Programs like Nashville Public Television’s series titled “Next Door Neighbors,” just like the “Welcome to Shelbyville” detailing the arrival of Somalis to the town, go to great lengths to characterize these refugees as “hardworking and grateful” to be in this country.
In 2007, the Kurdish Pride Gang (KPG) which grew out of the Nashville refugee Kurdish enclave, shined a different spotlight on the Kurdish community. Police described gang members as “increasingly vicious and brazen.” Gang experts warn that gangs made up of people that come from war-torn countries pose a “unique problem” because they are desensitized to violence and dismissive of authority.
As of 2012, Metro police used a new tactic to break the KPG gang. A judge ruled the gang a public nuisance and issued an injunction that prevents the gang from gathering together in public places.
What the propaganda pieces don’t disclose is that most of the pro-Islamist activism has been initiated and led by members of the Nashville Kurdish community actively abetted by Nashville’s Somali community.
For example, shortly after launching the American Center for Outreach (ACO), Remziya Suleyman aligned her organization with Muslim Brotherhood CAIR. Suleyman brought CAIR to Nashville to train young Muslims in advocating for political Islam. She mentors them in leading a sharia-adherent lifestyle despite admitting “she never knew the concept of sharia.” She has ceded leadership of ACO to former CAIR-Houston director, Paul “Iesa” Galloway.
ACO’s Civic Engagement Coordinator, Drost Kokoye, another member from the Kurdish community helped start the American Muslim Advisory Council (AMAC) and to organize and lead anti-Israel rallies in Nashville. Kurdish Islamist Jihan Abdullah worked for ACO, while her sister Kasar, serves on the AMAC board.

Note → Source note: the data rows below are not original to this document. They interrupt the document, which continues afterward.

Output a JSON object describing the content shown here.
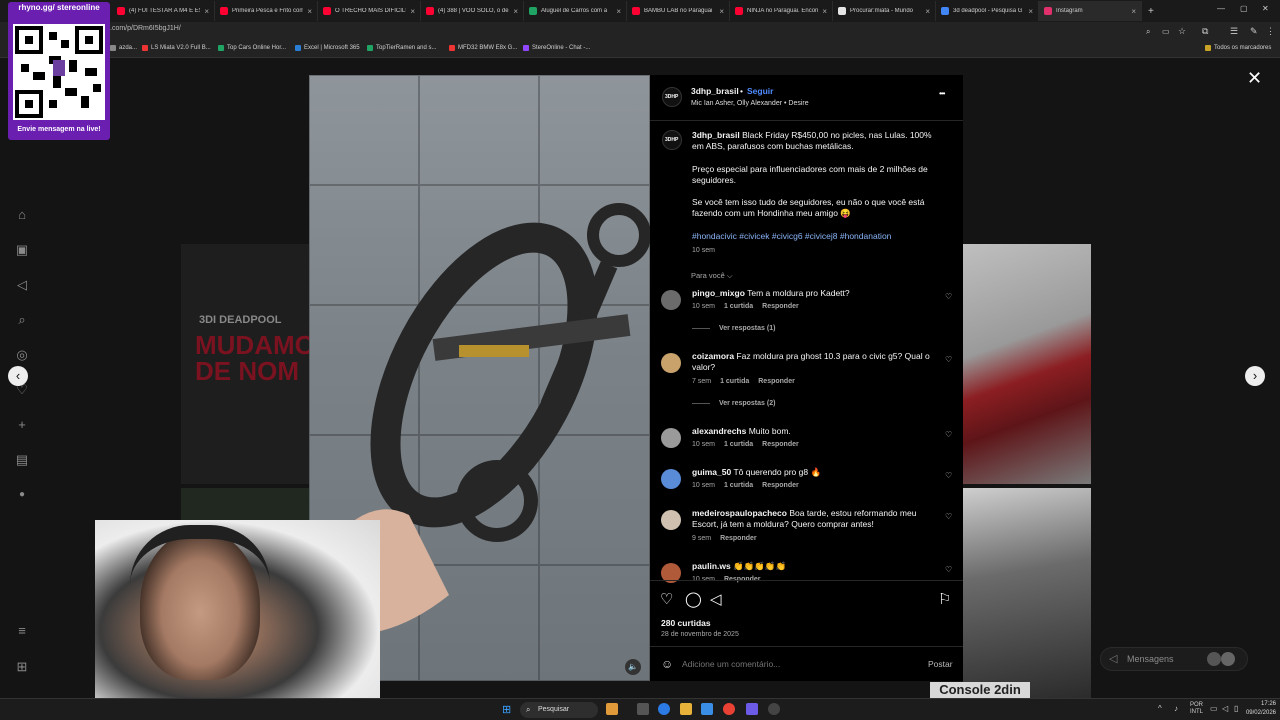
{
  "browser": {
    "tabs": [
      {
        "label": "(4) FUI TESTAR A M4 E ES",
        "color": "#ff0033"
      },
      {
        "label": "Primeira Pesca e Frito com",
        "color": "#ff0033"
      },
      {
        "label": "O TRECHO MAIS DIFÍCIL!",
        "color": "#ff0033"
      },
      {
        "label": "(4) 388 | VOO SOLO, o de",
        "color": "#ff0033"
      },
      {
        "label": "Aluguel de Carros com a",
        "color": "#1fa463"
      },
      {
        "label": "BAMBU LAB no Paraguai",
        "color": "#ff0033"
      },
      {
        "label": "NINJA no Paraguai. Encon",
        "color": "#ff0033"
      },
      {
        "label": "Procurar:miata - Mundo",
        "color": "#e5e5e5"
      },
      {
        "label": "3d deadpool - Pesquisa G",
        "color": "#4285f4"
      },
      {
        "label": "Instagram",
        "color": "#e1306c"
      }
    ],
    "url": ".com/p/DRm6I5bgJ1H/",
    "bookmarks": [
      {
        "label": "azda...",
        "color": "#888888"
      },
      {
        "label": "LS Miata V2.0 Full B...",
        "color": "#e33"
      },
      {
        "label": "Top Cars Online Hor...",
        "color": "#1fa463"
      },
      {
        "label": "Excel | Microsoft 365",
        "color": "#2b7cd3"
      },
      {
        "label": "TopTierRamen and s...",
        "color": "#1fa463"
      },
      {
        "label": "MFD32 BMW E8x G...",
        "color": "#e33"
      },
      {
        "label": "StereOnline - Chat -...",
        "color": "#9146ff"
      }
    ],
    "all_bookmarks": "Todos os marcadores"
  },
  "overlay": {
    "qr_title": "rhyno.gg/ stereonline",
    "qr_footer": "Envie mensagem na live!"
  },
  "post": {
    "username": "3dhp_brasil",
    "dot": "•",
    "follow": "Seguir",
    "audio": "Mic Ian Asher, Olly Alexander • Desire",
    "more": "•••",
    "caption_user": "3dhp_brasil",
    "caption_p1": "Black Friday R$450,00 no picles, nas Lulas. 100% em ABS, parafusos com buchas metálicas.",
    "caption_p2": "Preço especial para influenciadores com mais de 2 milhões de seguidores.",
    "caption_p3": "Se você tem isso tudo de seguidores, eu não o que você está fazendo com um Hondinha meu amigo 😝",
    "hashtags": "#hondacivic #civicek #civicg6 #civicej8 #hondanation",
    "caption_time": "10 sem",
    "filter": "Para você ⌵",
    "comments": [
      {
        "user": "pingo_mixgo",
        "text": "Tem a moldura pro Kadett?",
        "time": "10 sem",
        "likes": "1 curtida",
        "reply": "Responder",
        "replies": "Ver respostas (1)"
      },
      {
        "user": "coizamora",
        "text": "Faz moldura pra ghost 10.3 para o civic g5? Qual o valor?",
        "time": "7 sem",
        "likes": "1 curtida",
        "reply": "Responder",
        "replies": "Ver respostas (2)"
      },
      {
        "user": "alexandrechs",
        "text": "Muito bom.",
        "time": "10 sem",
        "likes": "1 curtida",
        "reply": "Responder",
        "replies": ""
      },
      {
        "user": "guima_50",
        "text": "Tô querendo pro g8 🔥",
        "time": "10 sem",
        "likes": "1 curtida",
        "reply": "Responder",
        "replies": ""
      },
      {
        "user": "medeirospaulopacheco",
        "text": "Boa tarde, estou reformando meu Escort, já tem a moldura? Quero comprar antes!",
        "time": "9 sem",
        "likes": "",
        "reply": "Responder",
        "replies": ""
      },
      {
        "user": "paulin.ws",
        "text": "👏👏👏👏👏",
        "time": "10 sem",
        "likes": "",
        "reply": "Responder",
        "replies": ""
      }
    ],
    "likes_total": "280 curtidas",
    "date": "28 de novembro de 2025",
    "comment_placeholder": "Adicione um comentário...",
    "post_button": "Postar"
  },
  "background": {
    "deadpool_label": "3DI DEADPOOL",
    "deadpool_big": "MUDAMO DE NOM",
    "console_label": "Console 2din",
    "messages": "Mensagens"
  },
  "taskbar": {
    "search": "Pesquisar",
    "lang": "POR INTL",
    "time": "17:26",
    "date": "09/02/2026"
  },
  "colors": {
    "link": "#8ab4f8",
    "follow": "#4f8cff"
  }
}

Can Mayor Karl Dean explain again why we should be excited about these enclaves in Nashville?